* **EXERCISE**
Scan the records for "this" and copy each line that contains it.

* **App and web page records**
Start of Block
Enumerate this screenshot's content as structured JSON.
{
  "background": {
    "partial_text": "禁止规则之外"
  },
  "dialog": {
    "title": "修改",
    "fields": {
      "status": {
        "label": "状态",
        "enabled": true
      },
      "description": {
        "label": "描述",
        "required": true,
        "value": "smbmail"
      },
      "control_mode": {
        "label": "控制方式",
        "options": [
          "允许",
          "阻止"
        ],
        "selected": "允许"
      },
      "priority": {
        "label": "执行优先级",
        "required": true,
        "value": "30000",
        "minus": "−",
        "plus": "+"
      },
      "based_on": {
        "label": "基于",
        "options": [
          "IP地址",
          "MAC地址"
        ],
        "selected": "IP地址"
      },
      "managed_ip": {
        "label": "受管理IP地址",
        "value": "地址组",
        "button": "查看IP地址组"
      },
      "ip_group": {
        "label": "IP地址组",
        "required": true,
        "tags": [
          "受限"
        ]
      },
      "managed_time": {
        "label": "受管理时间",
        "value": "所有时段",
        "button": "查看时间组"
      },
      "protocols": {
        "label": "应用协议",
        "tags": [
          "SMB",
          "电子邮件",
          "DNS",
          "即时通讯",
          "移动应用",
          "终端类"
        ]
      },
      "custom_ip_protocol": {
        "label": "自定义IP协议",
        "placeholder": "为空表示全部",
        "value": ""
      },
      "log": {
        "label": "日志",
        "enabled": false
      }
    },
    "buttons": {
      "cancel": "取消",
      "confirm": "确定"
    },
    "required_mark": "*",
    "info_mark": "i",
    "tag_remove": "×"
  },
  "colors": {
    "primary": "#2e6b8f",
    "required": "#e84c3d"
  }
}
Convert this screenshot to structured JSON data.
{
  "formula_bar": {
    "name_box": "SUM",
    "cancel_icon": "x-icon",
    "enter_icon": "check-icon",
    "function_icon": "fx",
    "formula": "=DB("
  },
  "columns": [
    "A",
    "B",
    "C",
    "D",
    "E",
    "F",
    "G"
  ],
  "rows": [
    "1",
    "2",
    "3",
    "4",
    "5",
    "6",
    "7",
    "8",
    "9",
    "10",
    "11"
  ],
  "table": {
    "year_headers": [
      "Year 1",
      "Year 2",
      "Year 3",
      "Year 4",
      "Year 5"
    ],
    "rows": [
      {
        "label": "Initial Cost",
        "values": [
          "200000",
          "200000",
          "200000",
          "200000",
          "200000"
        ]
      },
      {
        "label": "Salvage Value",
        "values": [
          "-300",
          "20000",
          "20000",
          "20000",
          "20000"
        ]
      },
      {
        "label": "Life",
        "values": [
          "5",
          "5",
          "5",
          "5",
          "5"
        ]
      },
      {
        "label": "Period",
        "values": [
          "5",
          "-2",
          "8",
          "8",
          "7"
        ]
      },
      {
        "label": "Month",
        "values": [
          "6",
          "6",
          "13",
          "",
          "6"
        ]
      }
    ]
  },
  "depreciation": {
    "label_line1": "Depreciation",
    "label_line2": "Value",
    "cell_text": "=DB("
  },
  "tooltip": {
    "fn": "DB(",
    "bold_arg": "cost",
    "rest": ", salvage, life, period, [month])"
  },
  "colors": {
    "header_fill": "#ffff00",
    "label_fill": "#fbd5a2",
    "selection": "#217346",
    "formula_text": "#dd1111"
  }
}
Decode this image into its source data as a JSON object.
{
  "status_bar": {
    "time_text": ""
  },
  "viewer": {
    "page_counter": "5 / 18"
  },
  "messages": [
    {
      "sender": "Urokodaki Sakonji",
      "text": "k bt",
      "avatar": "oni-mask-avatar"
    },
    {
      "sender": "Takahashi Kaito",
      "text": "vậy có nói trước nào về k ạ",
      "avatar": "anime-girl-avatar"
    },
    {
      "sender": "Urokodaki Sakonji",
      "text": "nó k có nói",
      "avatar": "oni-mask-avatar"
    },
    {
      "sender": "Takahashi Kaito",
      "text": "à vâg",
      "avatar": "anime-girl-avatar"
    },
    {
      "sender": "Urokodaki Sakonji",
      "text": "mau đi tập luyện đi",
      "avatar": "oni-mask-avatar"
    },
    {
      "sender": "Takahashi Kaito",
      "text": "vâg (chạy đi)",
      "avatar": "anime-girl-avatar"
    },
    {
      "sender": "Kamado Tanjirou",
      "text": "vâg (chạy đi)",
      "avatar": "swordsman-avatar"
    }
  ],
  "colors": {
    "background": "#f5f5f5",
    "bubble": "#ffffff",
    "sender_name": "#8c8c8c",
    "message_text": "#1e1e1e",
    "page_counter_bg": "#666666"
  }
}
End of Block
* **TASK RESPONSE**
Enumerate this screenshot's content as structured JSON.
Convert this screenshot to structured JSON data.
Decode this image into its source data as a JSON object.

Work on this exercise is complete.